Tomorrow an important festival will be celebrated in the western Church.  It is Pentecost (otherwise known as Whit Sunday).  Nowadays it is a neglected festival.  When I was a child the half term holiday after Easter always coincided with Whit week.  At primary school we had a whole week off.  This enabled my mother to take my sister and me to visit her parents in Lancashire.  (Dad might join us for part of the week, but his holidays from work were not generous.)

In the valley where my grandparents lived Whitsun was celebrated in a big way.  All the people dressed up in their best clothes.  The little girls were given baskets of flowers to carry.  A Whit banner on two poles was carried by two strong men.  The six or eight (I can’t remember which) ribbons attached to the banner were held by girls and the procession set off from the church on a hill and continued along the main road, which had been closed to traffic.

I remember taking part twice.  This was the Church Mum had belonged to and where she was remembered with affection.  The first time one of the little girls (in tears) had refused to carry her basket of flowers and I was given it to carry instead.  The second time I was invited to hold one of the ribbons.  At the time I felt quite embarrassed about it (as a visitor), but I realise now it was an honour and that it was somewhere Mum belonged.

So what were they celebrating?

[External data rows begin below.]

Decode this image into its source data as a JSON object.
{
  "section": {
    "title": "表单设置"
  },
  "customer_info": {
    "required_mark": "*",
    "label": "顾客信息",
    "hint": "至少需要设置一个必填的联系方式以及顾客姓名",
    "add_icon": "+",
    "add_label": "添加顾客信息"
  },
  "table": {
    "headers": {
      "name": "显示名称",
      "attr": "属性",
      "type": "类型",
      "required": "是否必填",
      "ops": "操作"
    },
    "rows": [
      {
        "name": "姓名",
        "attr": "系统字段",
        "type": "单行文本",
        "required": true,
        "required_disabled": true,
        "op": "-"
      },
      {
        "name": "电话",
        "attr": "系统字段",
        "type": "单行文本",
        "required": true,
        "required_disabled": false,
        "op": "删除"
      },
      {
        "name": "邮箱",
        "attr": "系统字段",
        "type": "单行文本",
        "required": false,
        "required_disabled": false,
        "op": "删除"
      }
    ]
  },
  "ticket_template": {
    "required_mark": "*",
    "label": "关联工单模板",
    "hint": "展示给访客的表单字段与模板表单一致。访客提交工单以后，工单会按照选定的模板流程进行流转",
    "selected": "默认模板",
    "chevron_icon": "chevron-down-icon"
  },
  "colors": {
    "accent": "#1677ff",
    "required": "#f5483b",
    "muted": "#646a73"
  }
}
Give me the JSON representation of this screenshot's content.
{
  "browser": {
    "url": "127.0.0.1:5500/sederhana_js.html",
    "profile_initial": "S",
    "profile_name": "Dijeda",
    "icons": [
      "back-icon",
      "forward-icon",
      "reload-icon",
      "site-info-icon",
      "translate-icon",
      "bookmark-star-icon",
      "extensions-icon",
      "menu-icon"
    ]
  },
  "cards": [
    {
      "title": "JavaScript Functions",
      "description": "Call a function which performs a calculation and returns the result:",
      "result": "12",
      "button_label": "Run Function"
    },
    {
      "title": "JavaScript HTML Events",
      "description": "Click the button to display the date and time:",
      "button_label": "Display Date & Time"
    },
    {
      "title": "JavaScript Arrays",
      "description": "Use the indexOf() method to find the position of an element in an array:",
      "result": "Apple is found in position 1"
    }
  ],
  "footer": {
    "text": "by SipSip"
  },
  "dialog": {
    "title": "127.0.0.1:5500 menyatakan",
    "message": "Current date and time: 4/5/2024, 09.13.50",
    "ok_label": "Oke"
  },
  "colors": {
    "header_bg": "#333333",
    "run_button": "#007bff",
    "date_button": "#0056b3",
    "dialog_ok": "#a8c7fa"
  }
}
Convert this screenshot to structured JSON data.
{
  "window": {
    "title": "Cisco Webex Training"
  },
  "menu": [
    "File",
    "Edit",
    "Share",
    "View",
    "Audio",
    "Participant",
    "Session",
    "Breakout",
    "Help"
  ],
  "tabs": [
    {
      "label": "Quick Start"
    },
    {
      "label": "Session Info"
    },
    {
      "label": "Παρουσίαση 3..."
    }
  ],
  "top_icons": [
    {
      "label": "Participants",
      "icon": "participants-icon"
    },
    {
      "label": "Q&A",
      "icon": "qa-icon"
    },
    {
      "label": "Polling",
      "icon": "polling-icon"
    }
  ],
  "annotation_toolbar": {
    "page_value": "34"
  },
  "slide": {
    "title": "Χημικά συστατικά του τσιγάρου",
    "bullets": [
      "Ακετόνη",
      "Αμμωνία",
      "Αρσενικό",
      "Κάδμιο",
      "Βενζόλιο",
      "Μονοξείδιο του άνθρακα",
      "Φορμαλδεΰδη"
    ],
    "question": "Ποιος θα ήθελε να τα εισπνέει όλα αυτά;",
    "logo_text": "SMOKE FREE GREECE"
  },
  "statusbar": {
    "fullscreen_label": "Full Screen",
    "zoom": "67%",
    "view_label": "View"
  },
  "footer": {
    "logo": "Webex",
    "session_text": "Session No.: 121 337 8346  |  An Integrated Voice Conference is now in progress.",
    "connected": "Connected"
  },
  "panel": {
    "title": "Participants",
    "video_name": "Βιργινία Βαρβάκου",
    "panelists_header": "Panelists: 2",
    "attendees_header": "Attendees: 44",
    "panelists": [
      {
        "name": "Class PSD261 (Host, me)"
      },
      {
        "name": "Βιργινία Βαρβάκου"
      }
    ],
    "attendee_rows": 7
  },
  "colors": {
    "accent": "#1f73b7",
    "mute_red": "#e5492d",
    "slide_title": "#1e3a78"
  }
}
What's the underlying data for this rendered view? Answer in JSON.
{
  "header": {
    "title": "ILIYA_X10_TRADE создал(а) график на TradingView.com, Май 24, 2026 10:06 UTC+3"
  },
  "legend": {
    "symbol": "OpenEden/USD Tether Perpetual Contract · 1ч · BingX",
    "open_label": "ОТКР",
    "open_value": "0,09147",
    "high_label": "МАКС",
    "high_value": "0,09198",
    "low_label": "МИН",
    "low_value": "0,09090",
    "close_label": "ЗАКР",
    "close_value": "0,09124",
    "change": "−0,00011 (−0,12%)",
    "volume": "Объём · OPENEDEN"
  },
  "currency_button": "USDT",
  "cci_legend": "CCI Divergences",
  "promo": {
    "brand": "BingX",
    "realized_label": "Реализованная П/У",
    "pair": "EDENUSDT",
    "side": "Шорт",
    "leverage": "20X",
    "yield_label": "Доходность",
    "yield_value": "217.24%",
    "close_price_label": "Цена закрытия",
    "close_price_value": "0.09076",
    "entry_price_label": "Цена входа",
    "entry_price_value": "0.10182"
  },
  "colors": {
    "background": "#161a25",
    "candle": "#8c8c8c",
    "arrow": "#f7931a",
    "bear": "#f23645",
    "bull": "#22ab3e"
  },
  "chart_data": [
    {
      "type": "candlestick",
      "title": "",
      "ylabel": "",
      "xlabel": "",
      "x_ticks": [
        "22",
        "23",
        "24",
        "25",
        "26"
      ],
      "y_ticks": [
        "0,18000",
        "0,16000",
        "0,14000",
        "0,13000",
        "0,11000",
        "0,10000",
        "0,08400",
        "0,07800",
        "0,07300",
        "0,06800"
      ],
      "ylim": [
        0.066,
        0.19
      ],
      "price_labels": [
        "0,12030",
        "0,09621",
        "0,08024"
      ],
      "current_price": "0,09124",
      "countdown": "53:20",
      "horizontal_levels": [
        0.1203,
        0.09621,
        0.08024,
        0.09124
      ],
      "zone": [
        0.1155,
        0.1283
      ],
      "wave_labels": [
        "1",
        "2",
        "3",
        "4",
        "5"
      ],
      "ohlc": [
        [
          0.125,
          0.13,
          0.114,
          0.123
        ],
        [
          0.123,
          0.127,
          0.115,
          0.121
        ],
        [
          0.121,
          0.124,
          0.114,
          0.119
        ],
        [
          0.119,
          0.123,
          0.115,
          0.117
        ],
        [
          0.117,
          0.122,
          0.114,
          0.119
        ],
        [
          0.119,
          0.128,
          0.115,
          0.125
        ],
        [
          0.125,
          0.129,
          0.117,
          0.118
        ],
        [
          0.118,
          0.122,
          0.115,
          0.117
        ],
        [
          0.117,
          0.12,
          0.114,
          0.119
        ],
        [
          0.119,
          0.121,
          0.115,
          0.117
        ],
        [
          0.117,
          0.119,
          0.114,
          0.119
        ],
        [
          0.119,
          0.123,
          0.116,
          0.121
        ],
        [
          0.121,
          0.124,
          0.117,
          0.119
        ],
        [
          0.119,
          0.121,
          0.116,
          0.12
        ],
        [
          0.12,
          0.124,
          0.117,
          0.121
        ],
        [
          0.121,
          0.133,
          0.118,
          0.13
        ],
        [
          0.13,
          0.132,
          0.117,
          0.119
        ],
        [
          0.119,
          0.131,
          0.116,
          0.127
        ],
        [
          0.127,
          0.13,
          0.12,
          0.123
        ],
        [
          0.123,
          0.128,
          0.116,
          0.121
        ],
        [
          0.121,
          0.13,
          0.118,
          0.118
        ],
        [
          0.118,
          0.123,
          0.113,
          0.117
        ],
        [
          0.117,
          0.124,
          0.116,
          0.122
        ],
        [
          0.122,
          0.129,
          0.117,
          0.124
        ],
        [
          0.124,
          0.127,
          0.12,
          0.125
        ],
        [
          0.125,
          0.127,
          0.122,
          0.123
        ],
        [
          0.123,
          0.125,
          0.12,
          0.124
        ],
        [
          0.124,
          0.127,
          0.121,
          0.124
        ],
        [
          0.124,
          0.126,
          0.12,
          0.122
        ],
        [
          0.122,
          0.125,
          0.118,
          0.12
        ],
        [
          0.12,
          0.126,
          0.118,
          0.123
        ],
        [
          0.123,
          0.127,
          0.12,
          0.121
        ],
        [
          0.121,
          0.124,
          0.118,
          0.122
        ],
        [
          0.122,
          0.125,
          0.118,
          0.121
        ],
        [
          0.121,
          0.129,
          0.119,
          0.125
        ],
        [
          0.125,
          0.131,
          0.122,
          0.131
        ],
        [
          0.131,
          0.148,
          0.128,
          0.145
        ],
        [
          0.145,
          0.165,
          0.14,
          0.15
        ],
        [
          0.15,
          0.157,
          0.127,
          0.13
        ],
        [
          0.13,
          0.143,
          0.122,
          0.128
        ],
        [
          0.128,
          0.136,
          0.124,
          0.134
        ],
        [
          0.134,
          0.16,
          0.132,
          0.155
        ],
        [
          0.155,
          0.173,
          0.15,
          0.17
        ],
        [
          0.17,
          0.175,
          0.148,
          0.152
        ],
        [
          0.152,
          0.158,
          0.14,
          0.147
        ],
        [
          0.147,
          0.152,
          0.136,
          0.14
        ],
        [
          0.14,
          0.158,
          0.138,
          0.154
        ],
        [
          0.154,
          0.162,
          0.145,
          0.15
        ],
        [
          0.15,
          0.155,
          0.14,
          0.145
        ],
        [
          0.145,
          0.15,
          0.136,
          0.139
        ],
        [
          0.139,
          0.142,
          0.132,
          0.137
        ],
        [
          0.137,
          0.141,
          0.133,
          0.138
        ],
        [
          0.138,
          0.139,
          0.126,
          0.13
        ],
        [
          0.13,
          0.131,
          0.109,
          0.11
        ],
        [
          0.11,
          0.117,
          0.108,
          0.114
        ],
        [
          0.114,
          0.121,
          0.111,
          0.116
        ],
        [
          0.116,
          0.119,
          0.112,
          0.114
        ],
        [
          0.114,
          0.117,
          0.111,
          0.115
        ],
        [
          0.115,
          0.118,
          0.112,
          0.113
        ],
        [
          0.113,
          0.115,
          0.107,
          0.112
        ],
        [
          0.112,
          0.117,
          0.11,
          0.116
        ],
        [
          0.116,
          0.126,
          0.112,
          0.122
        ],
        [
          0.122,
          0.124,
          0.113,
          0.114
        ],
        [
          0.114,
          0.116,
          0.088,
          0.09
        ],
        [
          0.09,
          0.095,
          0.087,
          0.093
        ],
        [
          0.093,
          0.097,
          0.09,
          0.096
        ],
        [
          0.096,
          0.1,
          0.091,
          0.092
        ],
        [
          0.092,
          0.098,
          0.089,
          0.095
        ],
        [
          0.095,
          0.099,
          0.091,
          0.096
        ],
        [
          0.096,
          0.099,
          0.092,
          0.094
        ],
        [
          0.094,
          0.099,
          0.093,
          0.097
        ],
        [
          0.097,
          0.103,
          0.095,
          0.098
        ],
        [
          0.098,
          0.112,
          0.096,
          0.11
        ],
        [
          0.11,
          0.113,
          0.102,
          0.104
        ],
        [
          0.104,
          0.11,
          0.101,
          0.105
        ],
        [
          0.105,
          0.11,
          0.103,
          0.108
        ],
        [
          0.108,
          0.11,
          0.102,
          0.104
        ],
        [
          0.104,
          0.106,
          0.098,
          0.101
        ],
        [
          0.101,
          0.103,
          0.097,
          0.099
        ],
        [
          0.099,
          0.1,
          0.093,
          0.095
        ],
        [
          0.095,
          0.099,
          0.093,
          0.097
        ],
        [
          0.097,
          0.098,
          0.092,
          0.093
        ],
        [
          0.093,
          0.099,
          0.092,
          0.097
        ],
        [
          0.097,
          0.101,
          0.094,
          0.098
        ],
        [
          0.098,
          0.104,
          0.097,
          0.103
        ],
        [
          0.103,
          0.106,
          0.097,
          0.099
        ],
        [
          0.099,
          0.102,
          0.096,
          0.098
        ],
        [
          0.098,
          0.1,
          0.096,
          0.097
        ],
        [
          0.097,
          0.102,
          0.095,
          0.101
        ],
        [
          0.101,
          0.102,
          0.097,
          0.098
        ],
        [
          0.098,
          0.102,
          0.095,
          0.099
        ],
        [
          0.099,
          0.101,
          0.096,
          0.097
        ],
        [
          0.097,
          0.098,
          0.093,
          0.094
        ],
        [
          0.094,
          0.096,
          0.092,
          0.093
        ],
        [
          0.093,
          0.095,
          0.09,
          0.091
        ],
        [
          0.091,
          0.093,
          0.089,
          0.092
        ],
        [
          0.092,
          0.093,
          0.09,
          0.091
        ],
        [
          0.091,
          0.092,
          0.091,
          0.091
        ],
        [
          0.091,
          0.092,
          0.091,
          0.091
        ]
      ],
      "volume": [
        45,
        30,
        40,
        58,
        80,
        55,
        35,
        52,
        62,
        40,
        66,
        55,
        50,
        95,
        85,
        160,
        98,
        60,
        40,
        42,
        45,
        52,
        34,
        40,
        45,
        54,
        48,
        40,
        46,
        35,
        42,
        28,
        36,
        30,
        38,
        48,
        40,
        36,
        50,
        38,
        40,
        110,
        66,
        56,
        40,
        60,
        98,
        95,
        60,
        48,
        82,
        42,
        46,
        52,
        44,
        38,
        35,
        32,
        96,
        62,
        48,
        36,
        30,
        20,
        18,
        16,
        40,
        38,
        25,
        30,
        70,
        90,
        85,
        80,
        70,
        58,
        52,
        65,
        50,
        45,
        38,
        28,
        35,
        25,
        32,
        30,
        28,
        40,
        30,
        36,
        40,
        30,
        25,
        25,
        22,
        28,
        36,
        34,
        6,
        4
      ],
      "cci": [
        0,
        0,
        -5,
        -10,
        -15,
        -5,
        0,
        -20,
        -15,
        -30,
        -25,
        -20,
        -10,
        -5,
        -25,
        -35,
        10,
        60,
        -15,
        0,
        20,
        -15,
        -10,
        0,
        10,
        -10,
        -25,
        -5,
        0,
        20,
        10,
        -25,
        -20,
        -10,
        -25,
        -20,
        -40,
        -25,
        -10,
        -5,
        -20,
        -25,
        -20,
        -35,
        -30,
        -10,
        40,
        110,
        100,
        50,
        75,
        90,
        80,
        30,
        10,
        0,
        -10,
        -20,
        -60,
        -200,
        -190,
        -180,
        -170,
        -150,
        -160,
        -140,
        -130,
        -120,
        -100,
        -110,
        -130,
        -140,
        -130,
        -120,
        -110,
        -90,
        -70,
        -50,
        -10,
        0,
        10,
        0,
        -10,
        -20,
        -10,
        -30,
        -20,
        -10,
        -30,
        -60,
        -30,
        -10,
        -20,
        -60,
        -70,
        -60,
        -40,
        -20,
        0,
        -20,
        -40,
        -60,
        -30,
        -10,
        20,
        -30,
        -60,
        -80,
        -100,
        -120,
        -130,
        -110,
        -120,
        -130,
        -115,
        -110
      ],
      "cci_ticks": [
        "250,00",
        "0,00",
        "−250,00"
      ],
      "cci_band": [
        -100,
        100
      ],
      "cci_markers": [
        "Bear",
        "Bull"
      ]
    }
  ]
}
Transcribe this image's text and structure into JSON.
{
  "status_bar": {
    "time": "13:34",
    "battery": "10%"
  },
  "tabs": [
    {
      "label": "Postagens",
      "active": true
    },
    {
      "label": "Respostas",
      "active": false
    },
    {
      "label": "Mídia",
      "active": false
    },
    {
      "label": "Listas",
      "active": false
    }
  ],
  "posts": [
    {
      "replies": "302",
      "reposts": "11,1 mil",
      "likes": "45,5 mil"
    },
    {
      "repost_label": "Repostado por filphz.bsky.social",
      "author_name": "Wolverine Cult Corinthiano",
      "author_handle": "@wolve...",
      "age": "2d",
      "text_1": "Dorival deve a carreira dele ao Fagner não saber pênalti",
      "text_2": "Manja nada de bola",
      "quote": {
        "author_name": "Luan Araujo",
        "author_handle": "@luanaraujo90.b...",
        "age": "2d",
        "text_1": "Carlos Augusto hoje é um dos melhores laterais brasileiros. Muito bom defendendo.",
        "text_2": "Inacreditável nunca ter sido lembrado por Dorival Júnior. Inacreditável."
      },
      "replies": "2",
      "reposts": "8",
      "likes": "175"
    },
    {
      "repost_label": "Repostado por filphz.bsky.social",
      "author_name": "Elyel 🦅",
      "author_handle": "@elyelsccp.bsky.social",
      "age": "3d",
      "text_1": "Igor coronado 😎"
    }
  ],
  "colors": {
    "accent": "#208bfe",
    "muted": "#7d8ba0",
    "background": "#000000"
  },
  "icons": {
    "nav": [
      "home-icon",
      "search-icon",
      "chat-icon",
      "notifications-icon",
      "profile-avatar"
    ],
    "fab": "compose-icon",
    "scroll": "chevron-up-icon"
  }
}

At Easter the resurrection had been celebrated.  On Ascension Day Jesus’ return to heaven was commemorated.  Now the Church was giving thanks that the promise had been fulfilled.  Luke 24:44-49  In verse 49 Jesus said, “I am going to send you what my Father has promised: but stay in the city until you have been clothed with power from on high.”

The story of the fulfilment of this prophecy is to be found in the Acts of the Apostles (also written by Luke).  Acts 2: 1-41 tells the story of what happened at the Jewish festival of Pentecost, ten days after Jesus had ascended into heaven.

The third person of the Trinity, the Holy Spirit had been given to the believers.  (We believe in one God – Father, Son and Holy Spirit.)  The change in them was immediately obvious.  The former fisherman, Simon Peter, made a speech in the street and three thousand people believed.

St Paul wrote about the Holy Spirit in his letters.
1 Corinthians 12 :1-31  and Galatians 5: 16-26

St Peter also wrote about God’s strength and gifts.  1 Peter 4: 7-11

The gift of the Holy Spirit was not just for the early Church.  In the Church of England, to which I belong, it is traditional for babies to be baptised.  When they are old enough to repent and believe for themselves, they are confirmed.  The Bishop lays his hands on the head of each confirmation candidate and prays for them to receive the Holy Spirit.  Lives are still being changed and people empowered to live for God.